To me, a beautiful dashboard conveys the data you need to see with ease, not because its a fun colorful chart.  Now, I understand branding can be important. But dashboards are not action-driving on their own. To the wrong person, they won’t provide the context to drive action. However, to the right person, they inspire curiosity and answer questions about recent performance. If more context beyond the basics of the KPIs shown in the dashboard are needed, it was designed for the wrong person. When analysis and insights appear on a “dashboard” then it’s not being used properly. This curiosity and performance evaluation can drive the business forward and solve challenges.

Good Dashboards Inspire Curiosity and Reveal Performance

A good dashboard will inspire curiosity and answer questions about recent performance. It can also reflect performance issues that need attention, and identify big wins that need repeating. A good dashboard guides you to do more of what’s working and less of what is not. It may not be the full recipe for success, but it does tell you what recipe to look for.

We’ve established a bit of what goes into a solid dashboard, in the next blog we’ll talk about how to get there.

Earlier Comments on This Post

Chris: (March 19, 2015) Good article. I have never understood why a dashboard has to be one page. It sounds like underestimating the recipient’s ability to absorb information. What do you think, Justin?

Justin Goodman: (March 23, 2015) 

The idea behind the one page is that the dashboard is quick to digest. It has less to do with the ability to digest information then it does effective use of time. Dashboards should give a rapid status, where if something looks out of line, analysis can be done. A report that may be setup to run at the same cadence can provide more depth information if there is regularly a need to go deeper then the dashboard.

The Idea would be that if the dashboard shows a smoking indicator, a report is already ready and available to support where analysis should could start. The reports, if automated may not always be read, but are available as needed. This doesn’t apply if someone is manually creating the reports. In which case, they should likely be created as needed for efficiency.

As recap, dashboards give rapid status, reports give more in depth information around where further analysis and optimizations can be done.
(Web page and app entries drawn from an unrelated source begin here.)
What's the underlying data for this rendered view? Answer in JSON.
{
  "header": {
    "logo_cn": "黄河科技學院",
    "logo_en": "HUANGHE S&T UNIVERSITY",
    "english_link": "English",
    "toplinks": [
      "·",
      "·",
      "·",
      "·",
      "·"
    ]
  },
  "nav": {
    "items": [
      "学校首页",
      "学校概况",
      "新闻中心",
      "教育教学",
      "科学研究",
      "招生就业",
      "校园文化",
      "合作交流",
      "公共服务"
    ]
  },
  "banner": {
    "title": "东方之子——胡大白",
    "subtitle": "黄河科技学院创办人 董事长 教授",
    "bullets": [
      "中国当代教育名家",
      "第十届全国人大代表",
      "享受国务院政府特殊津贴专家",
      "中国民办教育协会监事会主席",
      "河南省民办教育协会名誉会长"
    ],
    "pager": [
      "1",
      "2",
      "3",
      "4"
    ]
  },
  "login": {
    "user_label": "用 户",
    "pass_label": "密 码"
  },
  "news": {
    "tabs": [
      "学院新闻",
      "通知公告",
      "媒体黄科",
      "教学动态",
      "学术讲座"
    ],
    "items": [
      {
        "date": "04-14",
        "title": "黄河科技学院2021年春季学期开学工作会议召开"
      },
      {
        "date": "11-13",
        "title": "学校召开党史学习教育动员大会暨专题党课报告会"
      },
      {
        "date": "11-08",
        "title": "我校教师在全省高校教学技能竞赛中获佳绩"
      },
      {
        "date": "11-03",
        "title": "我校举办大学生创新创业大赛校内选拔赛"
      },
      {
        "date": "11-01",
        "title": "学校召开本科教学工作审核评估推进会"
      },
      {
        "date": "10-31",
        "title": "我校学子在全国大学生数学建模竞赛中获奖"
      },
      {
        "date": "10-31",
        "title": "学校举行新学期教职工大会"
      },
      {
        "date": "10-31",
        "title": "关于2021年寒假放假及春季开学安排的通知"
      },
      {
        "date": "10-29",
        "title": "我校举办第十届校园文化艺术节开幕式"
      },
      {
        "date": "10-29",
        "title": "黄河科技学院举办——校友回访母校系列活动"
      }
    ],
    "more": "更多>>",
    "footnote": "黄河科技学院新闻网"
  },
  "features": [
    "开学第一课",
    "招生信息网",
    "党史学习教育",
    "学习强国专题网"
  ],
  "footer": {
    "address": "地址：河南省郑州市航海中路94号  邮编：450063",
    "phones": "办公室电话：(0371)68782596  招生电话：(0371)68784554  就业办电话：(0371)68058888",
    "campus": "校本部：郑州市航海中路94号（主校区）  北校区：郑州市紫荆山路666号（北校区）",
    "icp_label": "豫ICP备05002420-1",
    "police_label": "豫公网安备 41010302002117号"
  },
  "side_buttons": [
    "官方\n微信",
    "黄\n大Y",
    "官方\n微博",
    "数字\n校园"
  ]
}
Paul Dumas: (April 4, 2015) I agree 100% with the entire article. So much, that we have shared it with our clients. Well done! Most of the time less is more for the client.